Now this is quite obviously a primate, as it has a bony ring around the orbit, a bony back wall to the orbit and just eight incisors as opposed to the twelve that forms the basal condition for mammals. The teeth also tell us that this is an Old World Monkey (Cercopithecidae), since these primates only have eight premolars instead of the twelve you find in the New World Monkeys (Platyrrhini). The small canines suggest that this is the skull of a female.
From there it starts getting a bit more difficult. The fairly small size of the specimen ruled out a few genera, but the main features that helped narrow down the possibilities were the very flat face, the heavy bony rings around the orbits, the flaring of the zygomatic arches (cheekbones) and the short and rounded braincase. Effectively the only way to consider these features is to look at a lot of comparative specimens (the excellent Mammalian Crania Photographic Archive proved very useful for this).
After a lot of consideration I found myself in agreement with the suggestion of something from the genus Continue reading →
This week I have another genuine mystery object for you to have a go at identifying. I found a pair of legs in the collection and although I can think of a few things that they don’t come from, I’m a bit stumped as to what they did come from. Here’s one to give you an idea of what they look like:
On Friday I gave you this object from the collections of the Horniman Museum to identify:
The specimen had lost its label at some point in the past, so I had to identify it myself and was hoping to get your opinion on what it might be.
When I first saw it I noticed an odd scar running diagonally across the top of the cranium, which made me wonder if it was some kind of marine bird with an odd salt glad. Then I realised that the scar indicated something else entirely, which gave me the clue I needed to make the identification.
This week I am delving into a box of bits to provide a genuine mystery object. I expect I will be doing a few items from this box in the coming weeks, since I am reaching the end of my curatorial review of the Horniman’s mammal osteology collections and I have been left with just a few boxes of random odds and ends that have been on display or have been cut up and the other part put on display.
These items have no information with them at all, so each is a genuine mystery that I hope to solve – a process that starts with identification.

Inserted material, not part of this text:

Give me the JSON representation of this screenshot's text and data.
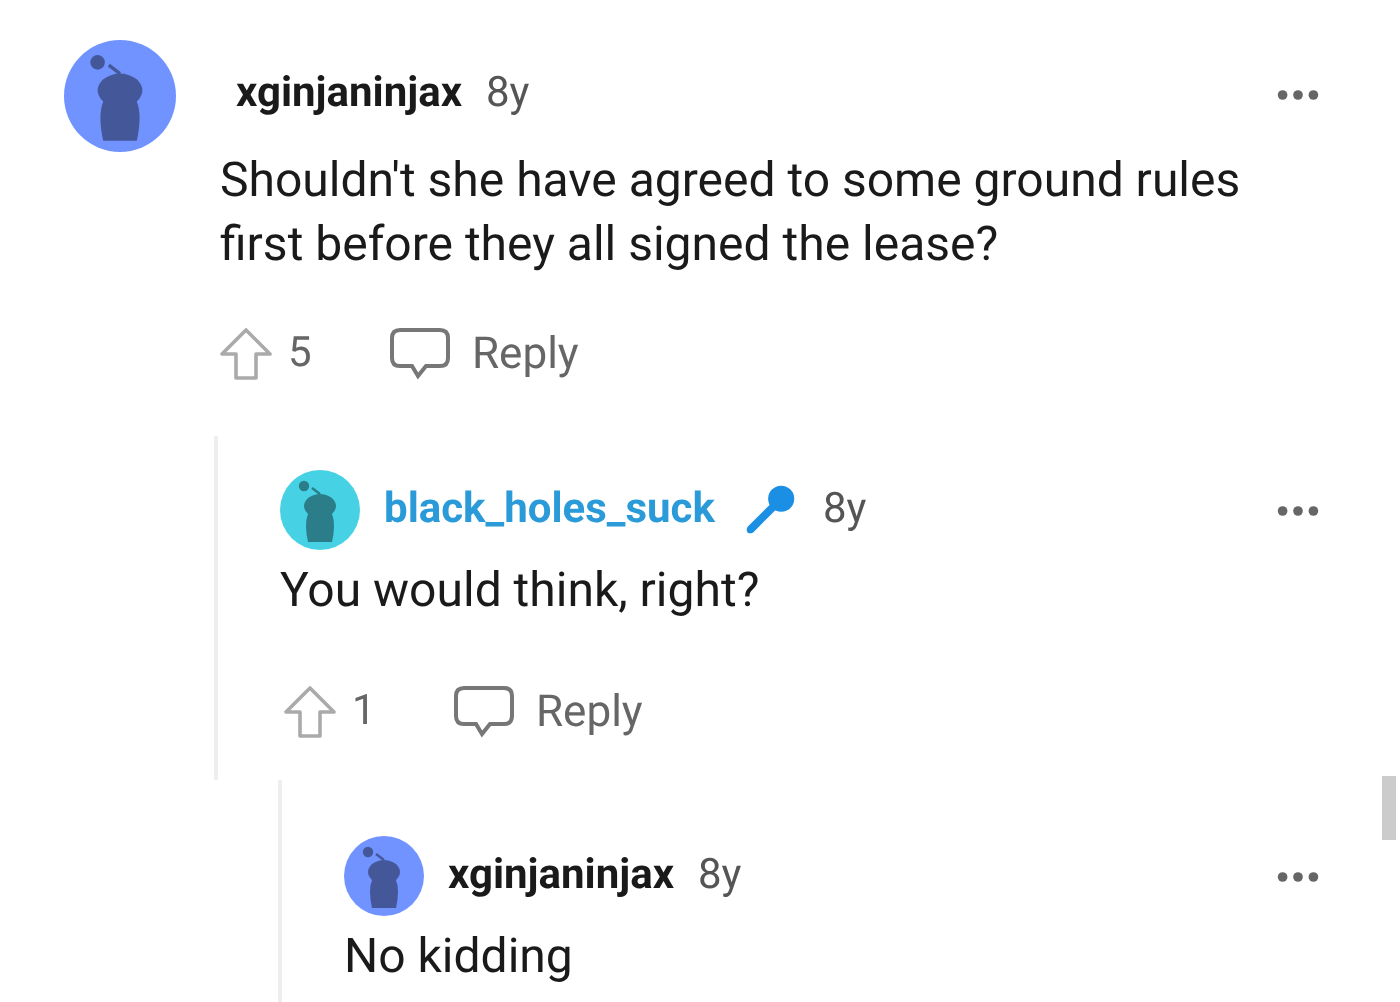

Any idea what this might be?
As usual you can put your thoughts, suggestions and observations below and I’ll do my best to reply. Good luck!